Things have come to a pretty pass
Our romance is growing flat,
For you like this and the other
While I go for this and that,
Goodness knows what the end will be
Oh I don’t know where I’m at
It looks as if we two will never be one
Something must be done:
You say either and I say either,
You say neither and I say neither
Either, either Neither, neither
Let’s call the whole thing off.
You like potato and I like potahto
You like tomato and I like tomahto
Potato, potahto, Tomato, tomahto.
Let’s call the whole thing off
The editors of The Economist think some adjustments need to be made to maintain the health of NATO:
NATO’s success holds lessons for the transatlantic relationship as a whole. To flourish in the future, it must not just survive Mr Trump, but change every bit as boldly as it has in the past.
First, this means building on its strengths, not undermining them: removing trade barriers rather than lapsing into tariff wars, for example. Mr Trump is right to badger his allies to live up to their defence-spending promises. But he is quite wrong to think of charging them cost-plus-50% for hosting American bases, as he is said to be contemplating. Such matters should not be treated like a “New York real-estate deal”, a former vice-president, Dick Cheney, told the current one, Mike Pence, last week. Those European bases help America project power across the world (see article).
Second, realism should replace nostalgia. Europeans should not fool themselves that America’s next president will simply turn the clock back. Instead, to make themselves useful to America, Europeans need to become less dependent on it. For instance, in defence, they have taken only baby steps towards plugging big gaps in their capabilities and avoiding wasteful duplication. Their efforts should extend beyond the eu, whose members after Brexit will account for only 20% of NATO countries’ defence spending.

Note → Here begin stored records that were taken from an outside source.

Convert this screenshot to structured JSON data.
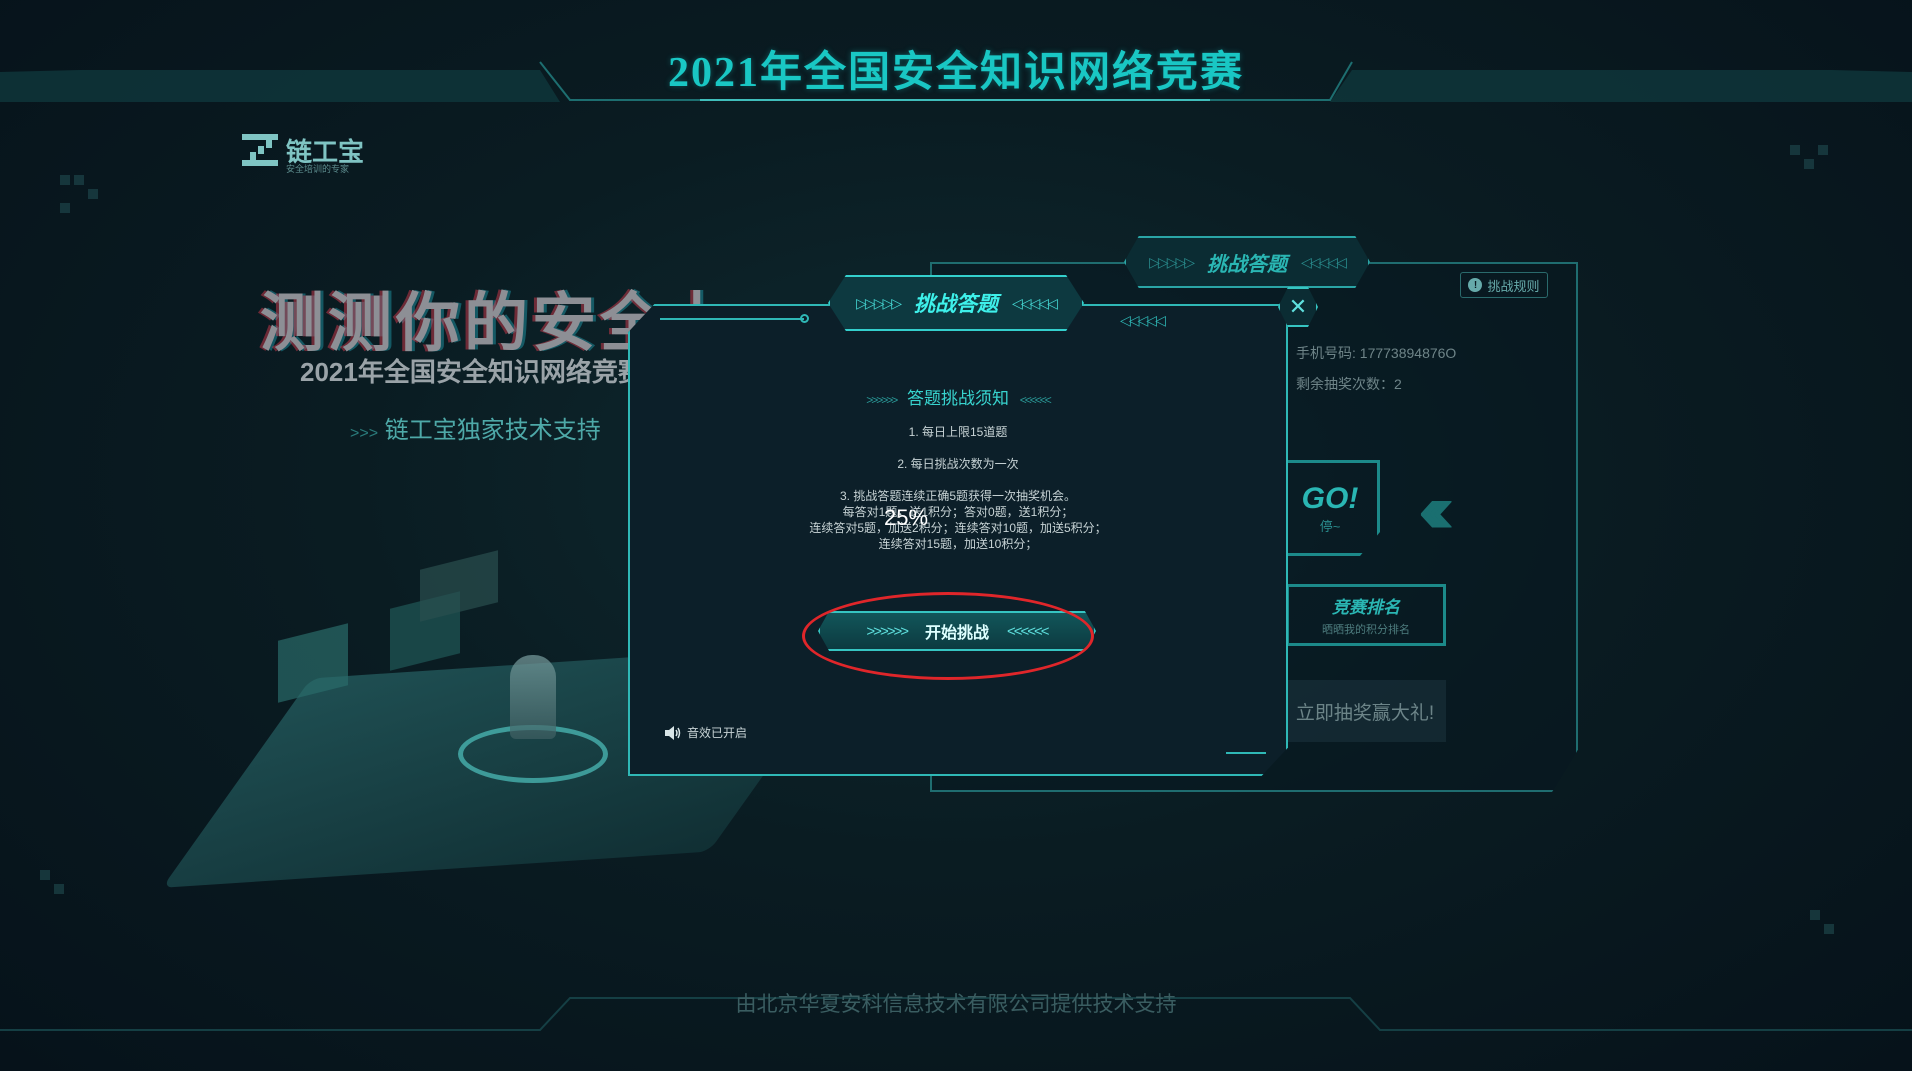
{
  "header": {
    "title": "2021年全国安全知识网络竞赛"
  },
  "logo": {
    "name": "链工宝",
    "tagline": "安全培训的专家"
  },
  "hero": {
    "title": "测测你的安全力",
    "subtitle": "2021年全国安全知识网络竞赛",
    "support": "链工宝独家技术支持"
  },
  "background_panel": {
    "tab_label": "挑战答题",
    "rules_button": "挑战规则",
    "phone": "手机号码: 17773894876O",
    "remaining_draws": "剩余抽奖次数：2",
    "go_label": "GO!",
    "go_sub": "停~",
    "ranking_title": "竞赛排名",
    "ranking_sub": "晒晒我的积分排名",
    "lottery": "立即抽奖赢大礼!"
  },
  "modal": {
    "tab_label": "挑战答题",
    "notice_title": "答题挑战须知",
    "rules": [
      "1. 每日上限15道题",
      "2. 每日挑战次数为一次",
      "3. 挑战答题连续正确5题获得一次抽奖机会。"
    ],
    "scoring": [
      "每答对1题，送1积分；答对0题，送1积分；",
      "连续答对5题，加送2积分；连续答对10题，加送5积分；",
      "连续答对15题，加送10积分；"
    ],
    "progress": "25%",
    "start_button": "开始挑战",
    "sound_label": "音效已开启"
  },
  "footer": {
    "text": "由北京华夏安科信息技术有限公司提供技术支持"
  },
  "chevrons": {
    "right": "▷▷▷▷▷",
    "left": "◁◁◁◁◁",
    "right_s": ">>>>>>",
    "left_s": "<<<<<<"
  },
  "colors": {
    "accent": "#2fb8b6",
    "highlight": "#e0262a",
    "background": "#0a1c22"
  }
}
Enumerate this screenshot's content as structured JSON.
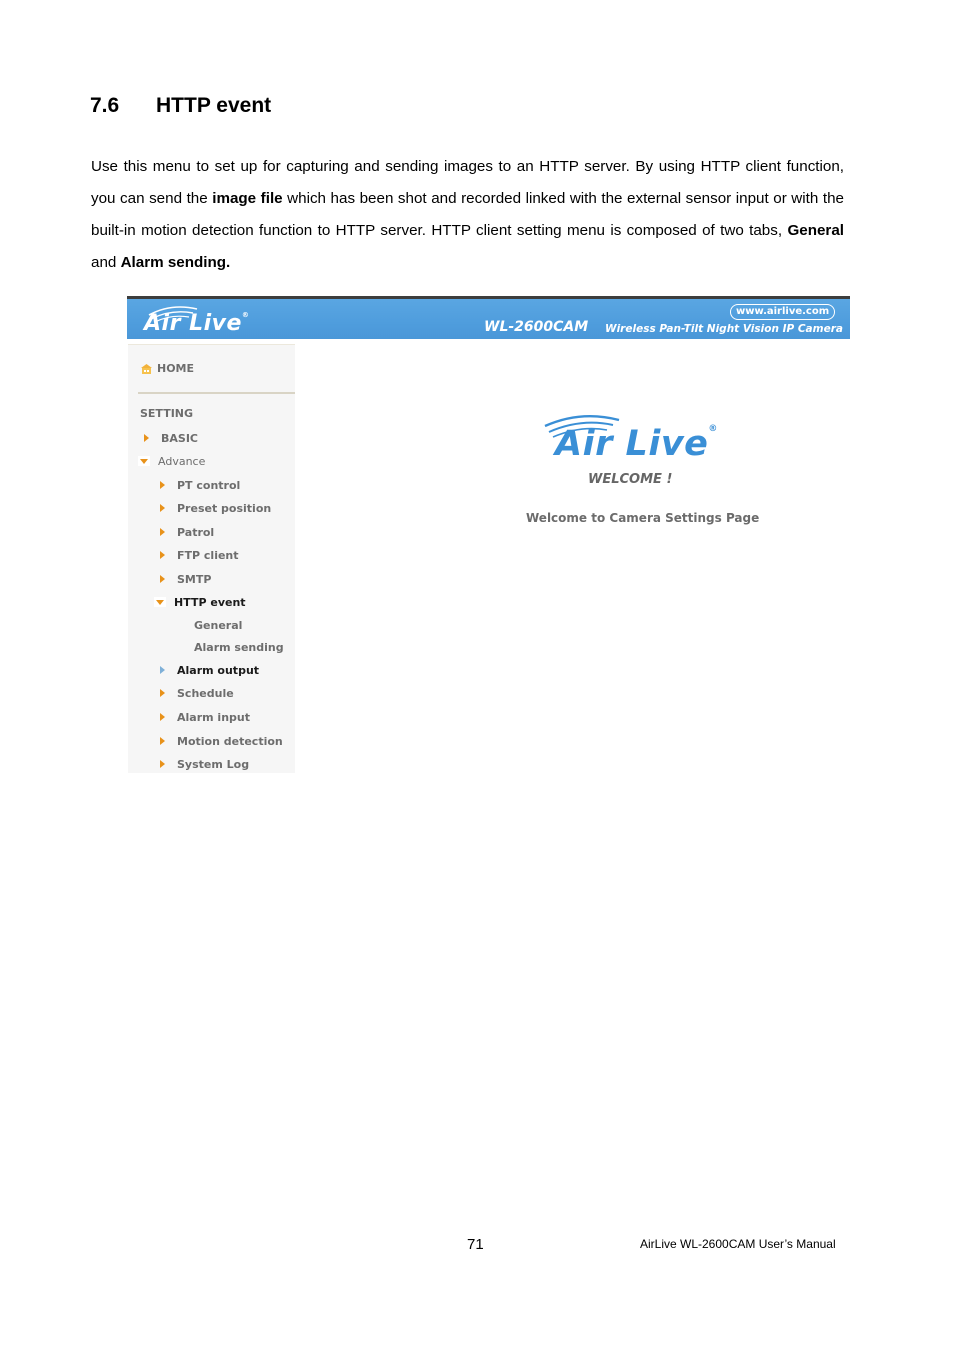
{
  "section": {
    "number": "7.6",
    "title": "HTTP event"
  },
  "intro": {
    "part1": "Use this menu to set up for capturing and sending images to an HTTP server. By using HTTP client function, you can send the ",
    "bold1": "image file",
    "part2": " which has been shot and recorded linked with the external sensor input or with the built-in motion detection function to HTTP server. HTTP client setting menu is composed of two tabs, ",
    "bold2": "General",
    "part3": " and ",
    "bold3": "Alarm sending."
  },
  "screenshot": {
    "banner": {
      "logo": "Air Live",
      "model": "WL-2600CAM",
      "tagline": "Wireless Pan-Tilt Night Vision IP Camera",
      "url": "www.airlive.com",
      "color": "#4f9ddd"
    },
    "sidebar": {
      "home": "HOME",
      "setting": "SETTING",
      "items": [
        {
          "label": "BASIC",
          "level": 0,
          "state": "collapsed"
        },
        {
          "label": "Advance",
          "level": 0,
          "state": "expanded"
        },
        {
          "label": "PT control",
          "level": 1,
          "state": "collapsed"
        },
        {
          "label": "Preset position",
          "level": 1,
          "state": "collapsed"
        },
        {
          "label": "Patrol",
          "level": 1,
          "state": "collapsed"
        },
        {
          "label": "FTP client",
          "level": 1,
          "state": "collapsed"
        },
        {
          "label": "SMTP",
          "level": 1,
          "state": "collapsed"
        },
        {
          "label": "HTTP event",
          "level": 1,
          "state": "expanded"
        },
        {
          "label": "General",
          "level": 2,
          "state": "leaf"
        },
        {
          "label": "Alarm sending",
          "level": 2,
          "state": "leaf"
        },
        {
          "label": "Alarm output",
          "level": 1,
          "state": "hover"
        },
        {
          "label": "Schedule",
          "level": 1,
          "state": "collapsed"
        },
        {
          "label": "Alarm input",
          "level": 1,
          "state": "collapsed"
        },
        {
          "label": "Motion detection",
          "level": 1,
          "state": "collapsed"
        },
        {
          "label": "System Log",
          "level": 1,
          "state": "collapsed"
        }
      ]
    },
    "main": {
      "logo": "Air Live",
      "welcome": "WELCOME !",
      "subtitle": "Welcome to Camera Settings Page"
    }
  },
  "footer": {
    "page_number": "71",
    "manual_title": "AirLive WL-2600CAM User’s Manual"
  }
}
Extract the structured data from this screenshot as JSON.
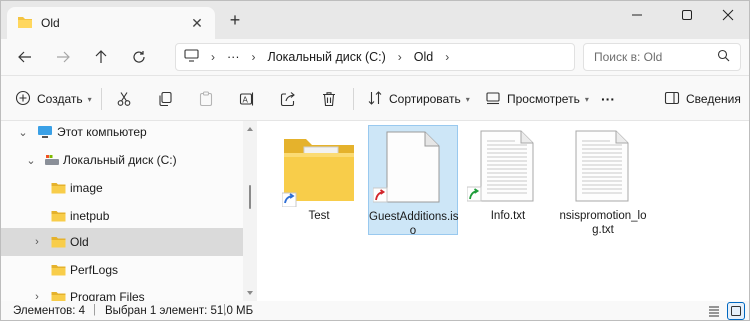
{
  "window": {
    "tab_title": "Old",
    "new_tab": "+",
    "close_tab": "✕"
  },
  "nav": {
    "address": {
      "ellipsis": "···",
      "crumbs": [
        "Локальный диск (C:)",
        "Old"
      ]
    },
    "search_placeholder": "Поиск в: Old"
  },
  "commands": {
    "create": "Создать",
    "sort": "Сортировать",
    "view": "Просмотреть",
    "more": "···",
    "details": "Сведения"
  },
  "tree": [
    {
      "label": "Этот компьютер",
      "icon": "computer-icon",
      "expanded": true
    },
    {
      "label": "Локальный диск (C:)",
      "icon": "drive-icon",
      "expanded": true
    },
    {
      "label": "image",
      "icon": "folder-icon"
    },
    {
      "label": "inetpub",
      "icon": "folder-icon"
    },
    {
      "label": "Old",
      "icon": "folder-icon",
      "selected": true
    },
    {
      "label": "PerfLogs",
      "icon": "folder-icon"
    },
    {
      "label": "Program Files",
      "icon": "folder-icon"
    }
  ],
  "files": [
    {
      "name": "Test",
      "icon": "folder-shortcut-icon"
    },
    {
      "name": "GuestAdditions.iso",
      "name_line1": "GuestAdditions.is",
      "name_line2": "o",
      "icon": "iso-shortcut-icon",
      "selected": true
    },
    {
      "name": "Info.txt",
      "icon": "text-file-shortcut-icon"
    },
    {
      "name": "nsispromotion_log.txt",
      "name_line1": "nsispromotion_lo",
      "name_line2": "g.txt",
      "icon": "text-file-icon"
    }
  ],
  "status": {
    "items_count": "Элементов: 4",
    "selection": "Выбран 1 элемент: 51,0 МБ"
  },
  "colors": {
    "folder": "#f4c441",
    "selection": "#cde6f7",
    "accent": "#0067c0"
  }
}
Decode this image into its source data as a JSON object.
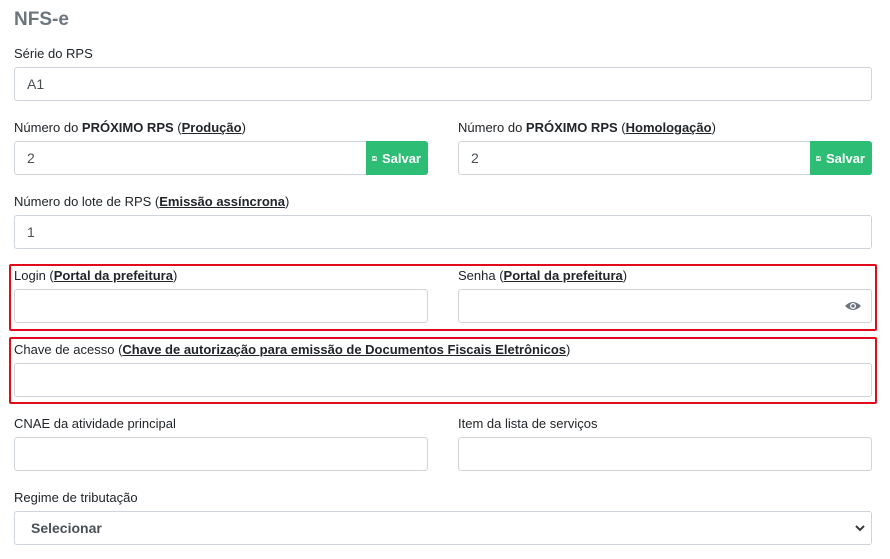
{
  "page": {
    "title": "NFS-e"
  },
  "serie": {
    "label": "Série do RPS",
    "value": "A1"
  },
  "proximo_producao": {
    "label_prefix": "Número do ",
    "label_bold": "PRÓXIMO RPS",
    "label_paren_open": " (",
    "label_link": "Produção",
    "label_paren_close": ")",
    "value": "2",
    "button_label": "Salvar",
    "button_icon": "save-icon"
  },
  "proximo_homologacao": {
    "label_prefix": "Número do ",
    "label_bold": "PRÓXIMO RPS",
    "label_paren_open": " (",
    "label_link": "Homologação",
    "label_paren_close": ")",
    "value": "2",
    "button_label": "Salvar",
    "button_icon": "save-icon"
  },
  "lote": {
    "label_prefix": "Número do lote de RPS (",
    "label_link": "Emissão assíncrona",
    "label_paren_close": ")",
    "value": "1"
  },
  "login": {
    "label_prefix": "Login (",
    "label_link": "Portal da prefeitura",
    "label_paren_close": ")",
    "value": ""
  },
  "senha": {
    "label_prefix": "Senha (",
    "label_link": "Portal da prefeitura",
    "label_paren_close": ")",
    "value": "",
    "icon": "eye-icon"
  },
  "chave": {
    "label_prefix": "Chave de acesso (",
    "label_link": "Chave de autorização para emissão de Documentos Fiscais Eletrônicos",
    "label_paren_close": ")",
    "value": ""
  },
  "cnae": {
    "label": "CNAE da atividade principal",
    "value": ""
  },
  "item_lista": {
    "label": "Item da lista de serviços",
    "value": ""
  },
  "regime": {
    "label": "Regime de tributação",
    "selected": "Selecionar"
  },
  "colors": {
    "save_button": "#2dbd74",
    "highlight_border": "#e00c1b",
    "title": "#6c757d"
  }
}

A more capable Europe would help with the third and biggest change: adjusting to China’s rise. America’s focus will increasingly be on the rival superpower. Already China’s influence is making itself felt on the alliance, from the nuclear balance to the security implications of, say, Germany buying 5g kit from Huawei or Italy getting involved in the infrastructure projects of the Belt and Road Initiative. Yet the allies have barely begun to think seriously about all this. A new paper from the European Commission that sees China as a “systemic rival” is at least a start.
That is fanciful to the point of being delusional. Some changes need to be made but most of them will need to be made by the countries of Europe.
First, NATO is a military alliance—a mutual defense pact. At present the defense of the “new” NATO countries—those that have become members since the original 12 members—is completely dependent on U. S. deterrence. That must end. That means that the European countries need to be able to defend Estonia, Latvia, and so on, soon to include Macedonia, from a land attack until the United States could arrive in force. We’re not going to maintain a million more soldiers in Europe. I would assume that would require the European countries to hold out for at least a week and probably more like a month. I feel confident in saying that would require them to spend more than 1.3% of GDP on defense. How much would it take? It might require them to spend a lot more than 2% until their militaries are up to the level that decades of inattention have produced.
Second, U. S. needs are different from European needs. As just two examples we’re not an ethnic country and we have a 1,500 mile land border with a country a quarter of ours. Our population is extremely diverse. Not only do we have more people of European descent than most European countries, we have more people of sub-Saharan African descent than most African countries do, and more people of Hispanic descent than most Latin American countries do. Neither we nor they should assess our performance by European standards.
Third, the biggest threat to NATO continued existence isn’t the U. S. It isn’t even Russia or China. It’s Germany. Example: the U. S. didn’t cause a flood of migrants from Turkey into Europe. Germany did.